    3. Auditing compliance, to ensure any policies and procedures in place were properly embedded (to ensure, for example, that the PPE provided was in fact utilised);
    4. Where appropriate using external contractors to provide advice and assistance (for example, where asbestos is identified in the workplace);
    5. Ensuring that the PPE purchased is of high quality and meets the specific risks posed to employees.
    6. Where necessary ensuring that appropriate facilities are made available to dispose of used PPE (where there is the risk of dangerous contamination).
    7. Reviewing the adequacy of PPE frequently (ideally annually).

In the event of a complaint or worse, a workplace injury, the HSE will routinely interview employees so that they can obtain an ‘on the ground’ picture of the working environment.

"The provision of proper PPE is also necessary to obtain and retain a productive workforce and to foster a culture where employees feel supported and valued."

Although it is crucial that businesses work in compliance with their legal obligations, the provision of proper PPE is also necessary to obtain and retain a productive workforce and to foster a culture where employees feel supported and valued. A failure to provide appropriate PPE to employees is also likely to result in adverse publicity and reputational damage if a failure to provide proper PPE leads to death or injury. In an era of heightened consciousness and ethical consumerism, consumer trust is paramount in an increasingly competitive marketplace.

Businesses are increasingly concerned with meeting ESG requirements because better-informed consumers are more likely to support responsible brands, with this in mind progressive businesses who show a genuine commitment to the welfare of their employees will establish a reputation for integrity, reliability and social responsibility.

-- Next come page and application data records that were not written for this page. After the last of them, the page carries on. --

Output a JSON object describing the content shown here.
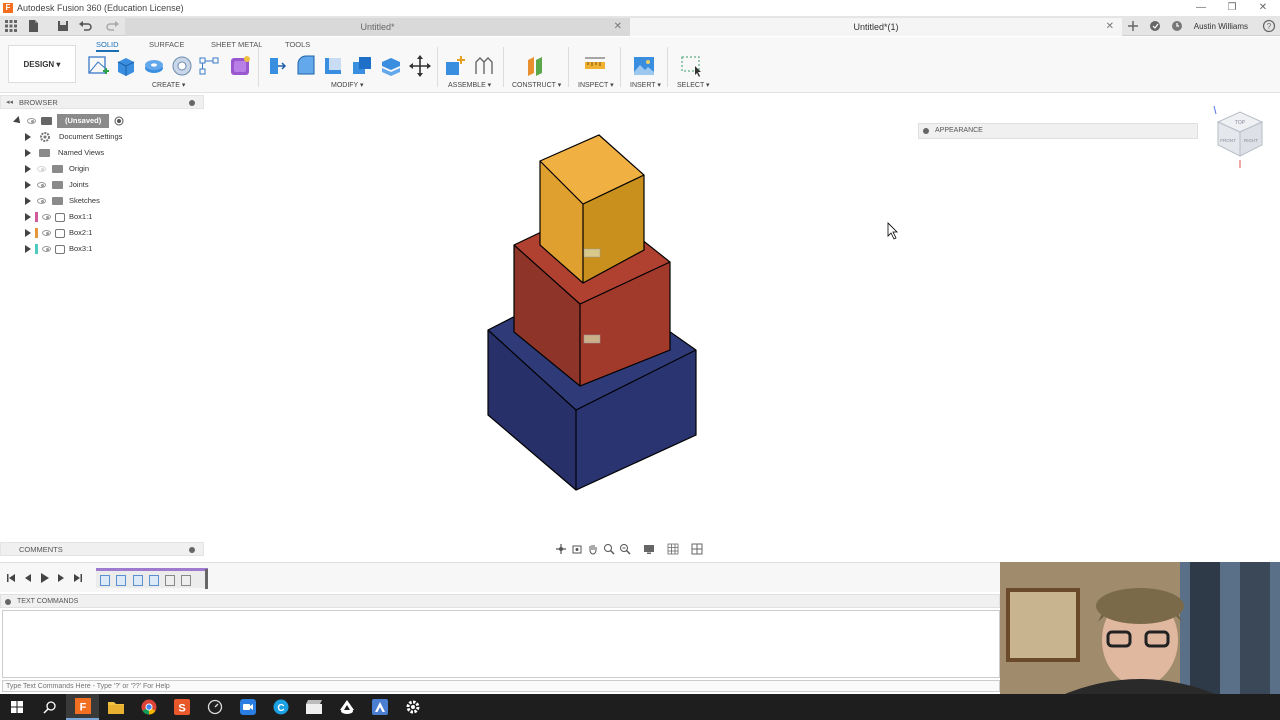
{
  "window": {
    "title": "Autodesk Fusion 360 (Education License)",
    "app_icon_letter": "F",
    "controls": [
      "—",
      "❐",
      "✕"
    ]
  },
  "tabs": {
    "inactive_label": "Untitled*",
    "active_label": "Untitled*(1)",
    "close_glyph": "✕",
    "user_name": "Austin Williams"
  },
  "toolbar": {
    "workspace_button": "DESIGN ▾",
    "workspace_tabs": [
      "SOLID",
      "SURFACE",
      "SHEET METAL",
      "TOOLS"
    ],
    "active_tab": "SOLID",
    "groups": [
      "CREATE ▾",
      "MODIFY ▾",
      "ASSEMBLE ▾",
      "CONSTRUCT ▾",
      "INSPECT ▾",
      "INSERT ▾",
      "SELECT ▾"
    ]
  },
  "browser": {
    "header": "BROWSER",
    "root_label": "(Unsaved)",
    "items": [
      {
        "label": "Document Settings",
        "icon": "gear-icon"
      },
      {
        "label": "Named Views",
        "icon": "folder-icon"
      },
      {
        "label": "Origin",
        "icon": "folder-icon"
      },
      {
        "label": "Joints",
        "icon": "folder-icon"
      },
      {
        "label": "Sketches",
        "icon": "folder-icon"
      },
      {
        "label": "Box1:1",
        "icon": "body-icon",
        "color": "#d05a9a"
      },
      {
        "label": "Box2:1",
        "icon": "body-icon",
        "color": "#e8963a"
      },
      {
        "label": "Box3:1",
        "icon": "body-icon",
        "color": "#4ecbc0"
      }
    ]
  },
  "viewport": {
    "appearance_panel": "APPEARANCE",
    "viewcube_labels": [
      "TOP",
      "FRONT",
      "RIGHT"
    ],
    "boxes": [
      {
        "name": "blue-box",
        "top": "#2f3a78",
        "left": "#28306a",
        "right": "#2a3470"
      },
      {
        "name": "red-box",
        "top": "#b04030",
        "left": "#8e3428",
        "right": "#a23a2c"
      },
      {
        "name": "yellow-box",
        "top": "#f0b042",
        "left": "#e0a030",
        "right": "#c9901e"
      }
    ]
  },
  "comments": {
    "header": "COMMENTS"
  },
  "timeline": {
    "feature_count": 6
  },
  "text_commands": {
    "header": "TEXT COMMANDS",
    "input_placeholder": "Type Text Commands Here - Type '?' or '??' For Help"
  }
}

It is clear that a failure to foster a culture of compliance with health and safety legislation has legal, financial and reputational consequence. Compliance is fundamental to ensure that companies and their directors are protected from prosecution, fines and reputational harm. By prioritising PPE provision employees not only fulfil their legal obligations but cultivate a culture of safety creating a work-place culture which is conducive to productively and well-being. In turn this feeds into the creation of a brand which will resonate with informed ethical consumers.

Co-authored by Murray Uniforms & Kathryn Pitters, a barrister at leading full-service law firm, Irwin Mitchell